BUCK:AOC’s “tax the rich” dress got a lot of attention last week, right? We were all watching this play out where she shows up at the Met gala and you got everybody who is on her side of course saying, “Oh, my gosh! She’s so chic, she’s so avant-garde, she’s so spreading zee message!”
CLAY: That’s a heck of an accent there.
BUCK: Fancy, fancy. All this sort of stuff, Clay. And we said, “Hold on a second. You’re at a $30,000-a-ticket event, $250,000 a table; you are someone who drives around in a new Tesla, lives in a fancy apartment building,” I have friends who know where, “in D.C., and you’re talking about taxing the rich as though that’s some big statement?” It turns out that the woman who designed her dress knows something or perhaps doesn’t know enough about taxes.
Designer Aurora James who came up with the “tax the rich” dress, according to Fox Business here, she has an LLC. I’ll get the short and sweet here. “The company racked up three open tax warrants in New York state for failing to withhold income taxes from employees’ paychecks totaling $14,798…
“The company has been hit with 15 warrants in total since 2015,” and the IRS “placed six federal liens on Cultural Brokerage Agency totaling $103,220.” A hundred thousand dollars in unpaid taxes from the fancy dress-designing LLC. I’m just wondering. Maybe you’re not the person that would be the first you’d think of to be pointing the finger about taxes need to be paid.
CLAY: Over a hundred K in unpaid back taxes for the woman who designed AOC’s “tax the rich” dress. The hypocrisy and the irony and the absurdity of all of this, you keep expecting for it to end. I will say on the one hand, it is totally unexpected for you to be able to do research, probably. Although AOC’s staff should know who she’s a consulting with. But I’m sure she probably doesn’t know that she owes a hundred thousand dollars in back taxes, AOC herself. But imagine being the dress designer. She has to know that she owes back taxes, right?
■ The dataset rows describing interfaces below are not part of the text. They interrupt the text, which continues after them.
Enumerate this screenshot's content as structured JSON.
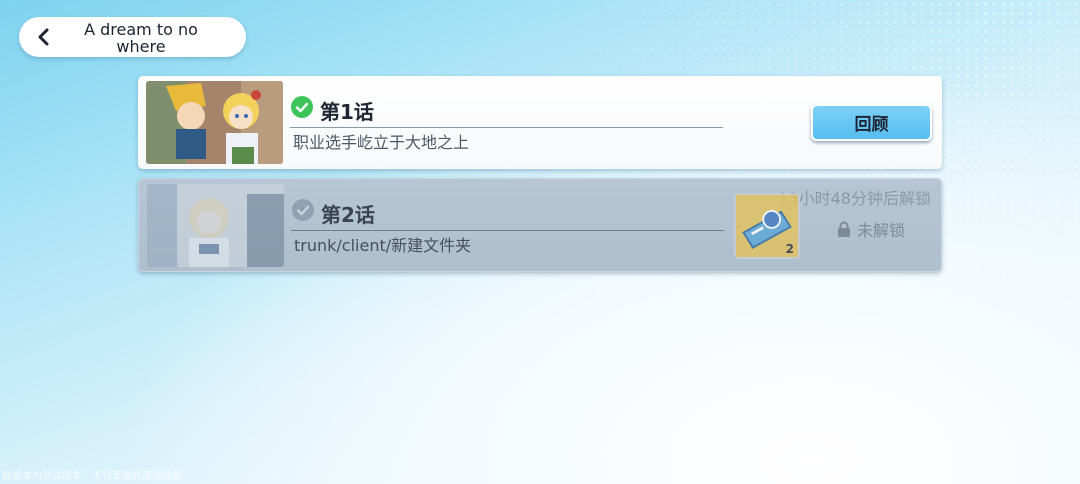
{
  "header": {
    "back_title": "A dream to no where"
  },
  "chapters": [
    {
      "title": "第1话",
      "subtitle": "职业选手屹立于大地之上",
      "status": "completed",
      "button_label": "回顾",
      "thumb_icon": "chapter-1-illustration"
    },
    {
      "title": "第2话",
      "subtitle": "trunk/client/新建文件夹",
      "status": "locked",
      "unlock_time": "13小时48分钟后解锁",
      "item_icon": "ticket-icon",
      "item_count": "2",
      "locked_label": "未解锁",
      "thumb_icon": "chapter-2-illustration"
    }
  ],
  "footer": {
    "note": "此版本为测试版本，不代表最终游戏品质"
  },
  "colors": {
    "accent": "#55bdf0",
    "check": "#3dc55a",
    "locked_card": "#b1c1d0"
  }
}
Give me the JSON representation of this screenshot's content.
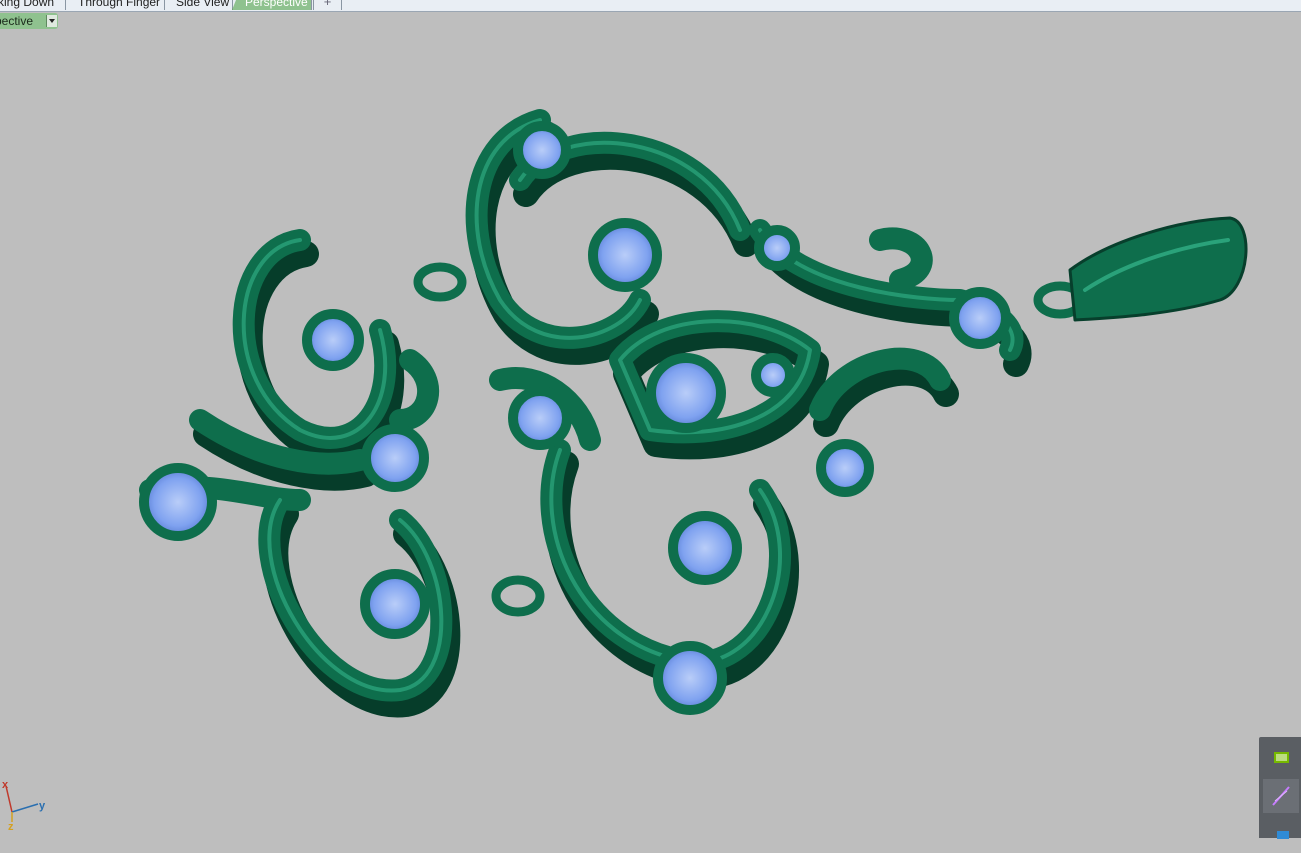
{
  "tabs": [
    {
      "label": "king Down",
      "active": false
    },
    {
      "label": "Through Finger",
      "active": false
    },
    {
      "label": "Side View",
      "active": false
    },
    {
      "label": "Perspective",
      "active": true
    }
  ],
  "add_tab_icon": "plus-icon",
  "viewport_label": "spective",
  "axes": {
    "x": "x",
    "y": "y",
    "z": "z"
  },
  "colors": {
    "background": "#bebebe",
    "metal": "#0e6e4c",
    "gem": "#7fa2f0",
    "active_tab": "#8fc28f"
  },
  "tray_icons": [
    "nvidia-icon",
    "feather-pen-icon",
    "shield-icon"
  ]
}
BUCK: This is kind of like the mask thing when people are hypothetical. When they go party without the masks on, I want them to be able to party without masks on.
CLAY: Yeah, right.
BUCK: And I think the IRS is a monstrosity and harasses people, and the tax code is intentionally opaque to benefit certain interests and all that. But if you’re gonna lecture people about it, you’d think you’d find somebody who wouldn’t necessarily have this specific baggage.
CLAY: Pretty big skeleton in the closet.
BUCK: Yeah, and it’s just class warfare rhetoric, the problem… It’s really just, folks, it comes down to very basic human emotions here. Class warfare stuff works because people either are exploiting envy of those who are upset about others doing well or there are a lot of very well-off people who are very insecure about that accumulation, whether they inherited it or they feel like they exploited people to get there, whatever it may be, and they think by mouthing the preferred slogans of Marxism — while they’re at the Met gala — they buy themselves some social insurance.
CLAY: This is where every time I look at the tax code, I think more and more about how right Steve Forbes was back in the day when he ran on the concept of a flat tax.
BUCK: Absolutely correct.
CLAY: We just all pay off a postcard. Everybody knows what they make; you pay 15% of it. I think it was 15% flat tax. I was talking about this with my wife the other night, as we have gotten older and as our taxes have become more complicated. People have this idea that taxes are easy. You could go to 10 different tax accountants, I would right now, and they would give me 10 different numbers that I owe the IRS at the end of the year. It’s not just me. There’s lots of people like me. It’s a total joke.